Standard & Poor's uses J2EE WebServices to restructure offerings


News: Standard & Poor's uses J2EE WebServices to restructure offerings

  1. In an interesting display of Web Services in action, Standard and Poors is looking to break up its half-dozen large, monolithic e-commerce sites into 50-60 smaller modules, exposed as standard Web Services via UDDI, WSDL, SOAP and all. The software will be developed with J2EE on iPlanet.

    Read Standard & Poor's Uses Web Services to Break Up Monolithic Sites.
  2. What do you think Greg Leake?
  3. Now, what we don't need is personal provocations of any of our members, particularly one so brave as to come from the Microsoft world and put himself in the cross fire of us Java Zealots.

    Greg has been getting a lot of attention due to his involvement on recently, culminating in that "Microsoft Marketing Commando" post on Java Lobby. I welcome MS employees to come hang out on TSS and see how good J2EE is and how committed and empowered the J2EE Community is.


  4. Floyd,

    Perhaps the email address of each post, along with the username, should be quoted in each TSS post. This may help improve the quality of certain individuals postings, given it is now getting to the point where moderation is desirable.


  5. I agree. I not a fan of moderation, but what can you do... >:(

  6. Lee,

       Squelching only applies within microsoft based forums not within J2EE communities. Don't bring your bad habits here. And I suggest if your pacemaker cannot take the pressure find a new manufacturer.

    As far as I am concerned Greg Leake has been posting a good deal of rubbish. All his claims are presumptions that still haven't been demonstrated within the "REAL WORLD." Greg's primary concern is PR; Furthermore, all he has to show for .net are links to living documents.

    I called Greg's attention to this article because much of his arguements are about J2EE being incapable of acceptable performance. J2EE applications are not theories with wishful thinking they are implemented everyday in everywhere in highly transactional environments, which this article demonstrates.

    Having a sexy gui baptised by the afx team is not going to cut it anymore nor are they going to wait five years again based on smoke n' mirrors and living documents.

  7. Thanks, once again "n n" or whatever your name is, for a high-quality intelligent post - a good example in fact of the childish posts Floyd referred to! As I said, moderation is _not_ ideal and suggest that a medium-course of including the regstered email with each post might improve matters...

  8. Floyd,

    Your sentence "I welcome MS employees to come hang out on TSS and see how good J2EE is and how committed and empowered the J2EE Community is" does worry me. IMHO this will just lead to more provocative posts.
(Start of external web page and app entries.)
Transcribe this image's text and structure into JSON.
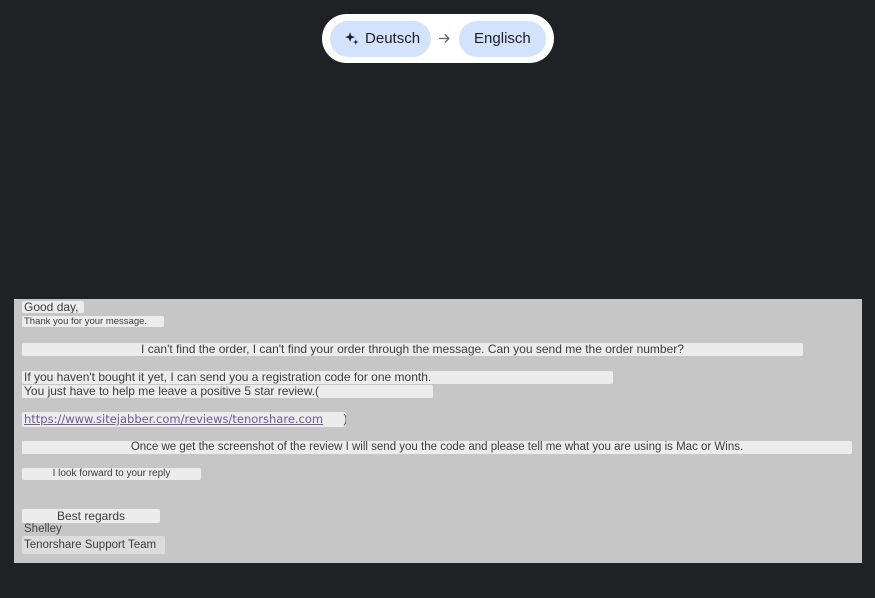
{
  "translation_bar": {
    "source_language": "Deutsch",
    "target_language": "Englisch",
    "source_icon": "sparkle-icon",
    "arrow_icon": "arrow-right-icon"
  },
  "email": {
    "greeting": "Good day,",
    "thanks": "Thank you for your message.",
    "order_line": "I can't find the order, I can't find your order through the message. Can you send me the order number?",
    "registration_line": "If you haven't bought it yet, I can send you a registration code for one month.",
    "review_line": "You just have to help me leave a positive 5 star review.(",
    "review_link": "https://www.sitejabber.com/reviews/tenorshare.com",
    "review_close": ")",
    "screenshot_line": "Once we get the screenshot of the review I will send you the code and please tell me what you are using is Mac or Wins.",
    "reply_line": "I look forward to your reply",
    "closing": "Best regards",
    "signature_name": "Shelley",
    "signature_team": "Tenorshare Support Team"
  },
  "colors": {
    "background": "#202124",
    "chip": "#d3e3fd",
    "document": "#c6c6c6"
  }
}
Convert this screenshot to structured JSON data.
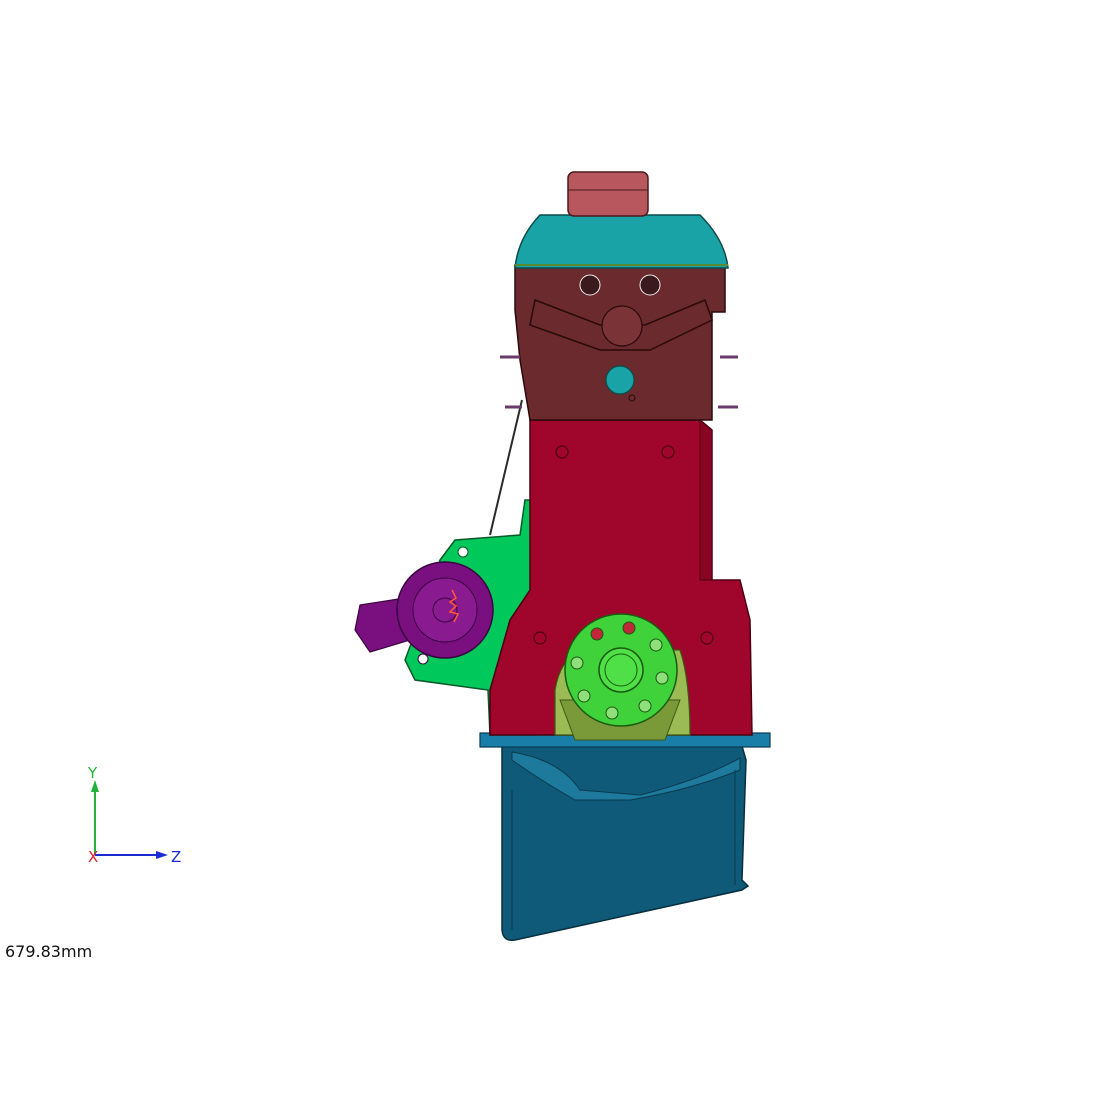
{
  "viewport": {
    "background": "#ffffff",
    "scale_readout": "679.83mm"
  },
  "triad": {
    "x_label": "X",
    "y_label": "Y",
    "z_label": "Z",
    "x_color": "#e0202a",
    "y_color": "#22b33a",
    "z_color": "#1a2bd6"
  },
  "model": {
    "description_colors": {
      "oil_cap": "#b8585e",
      "valve_cover": "#1aa3a6",
      "cylinder_head": "#6b2a2e",
      "block": "#a0052b",
      "bracket": "#00c85a",
      "starter": "#7a1080",
      "crank_flange": "#3fd23a",
      "pulley_housing": "#9bbb55",
      "oil_pan": "#0e5a78",
      "pan_rail": "#1a7fa8"
    }
  }
}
    I am a J2EE developer, and I come to this excellent site because it is, as stated above, "your J2EE community". Sure, let MS staff hang out, but I do not want MS marketing pumped down my throat when reading threads, (nor for that matter Sun marketing). I want to communicate, learn & exchange info with the rest of the J2EE community. Thats why this site is a great place to hang out. Sure I want to talk .NET and other middleware stuff, but with the J2EE community.

    If MS staff are going to post perhaps its better to let them identify themselves as such

    Menno (just come from the 2 day MSDN .NET dev conference and had enough MS marketing to last the year :)

  9. I think Greg does not think since Bill thinks for him :-)
  10. I worked on a project that attempted to achieve this outcome last year.

    The major challenges were around the business case that would make it cheaper to integrate a web service provider system via a protocol such as SOAP or RMI as opposed to simply putting in an HTML link with the appropriate security checks....and navigating the end user somewhere else.

    Technical problems included the security model and getting all clients to agree on an approach, not to mention the problems around everyone running different application servers, different OS's and different web servers...

    Maybe the model works when you have a good level of vertical and horizonatal integration possible due to an amount of leverage or control around the technical architectures of your business partners.

    Still an interesting challenge and sounds like a great project!!